§ **EXERCISE PROMPT**:
Search the records for the string "Computer" and copy every line where it turns up.

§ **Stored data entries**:
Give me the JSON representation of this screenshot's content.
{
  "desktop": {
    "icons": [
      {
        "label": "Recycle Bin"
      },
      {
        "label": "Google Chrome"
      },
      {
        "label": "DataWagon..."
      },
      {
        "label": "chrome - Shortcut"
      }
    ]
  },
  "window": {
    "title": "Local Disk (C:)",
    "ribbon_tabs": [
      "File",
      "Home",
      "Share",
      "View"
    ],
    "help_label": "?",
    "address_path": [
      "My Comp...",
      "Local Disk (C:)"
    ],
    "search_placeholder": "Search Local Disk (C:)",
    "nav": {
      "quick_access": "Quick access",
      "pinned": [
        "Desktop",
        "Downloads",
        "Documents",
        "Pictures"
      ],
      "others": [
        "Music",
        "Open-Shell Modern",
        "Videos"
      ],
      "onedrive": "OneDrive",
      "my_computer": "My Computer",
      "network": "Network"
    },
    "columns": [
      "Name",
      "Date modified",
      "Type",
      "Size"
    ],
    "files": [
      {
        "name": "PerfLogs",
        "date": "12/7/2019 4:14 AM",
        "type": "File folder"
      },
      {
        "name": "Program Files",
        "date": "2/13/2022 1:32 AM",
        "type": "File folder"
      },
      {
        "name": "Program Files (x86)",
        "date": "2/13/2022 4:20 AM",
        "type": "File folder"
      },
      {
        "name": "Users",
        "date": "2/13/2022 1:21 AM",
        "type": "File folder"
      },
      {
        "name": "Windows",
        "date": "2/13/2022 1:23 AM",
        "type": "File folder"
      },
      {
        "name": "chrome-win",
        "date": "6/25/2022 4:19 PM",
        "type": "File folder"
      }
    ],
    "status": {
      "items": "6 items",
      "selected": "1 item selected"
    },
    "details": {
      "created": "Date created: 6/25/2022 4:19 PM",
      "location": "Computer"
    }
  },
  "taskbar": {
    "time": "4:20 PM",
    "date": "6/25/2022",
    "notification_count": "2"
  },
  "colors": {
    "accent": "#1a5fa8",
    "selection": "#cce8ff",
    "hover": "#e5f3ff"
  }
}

§ **ANSWER SPACE**:
      "my_computer": "My Computer",
      "location": "Computer"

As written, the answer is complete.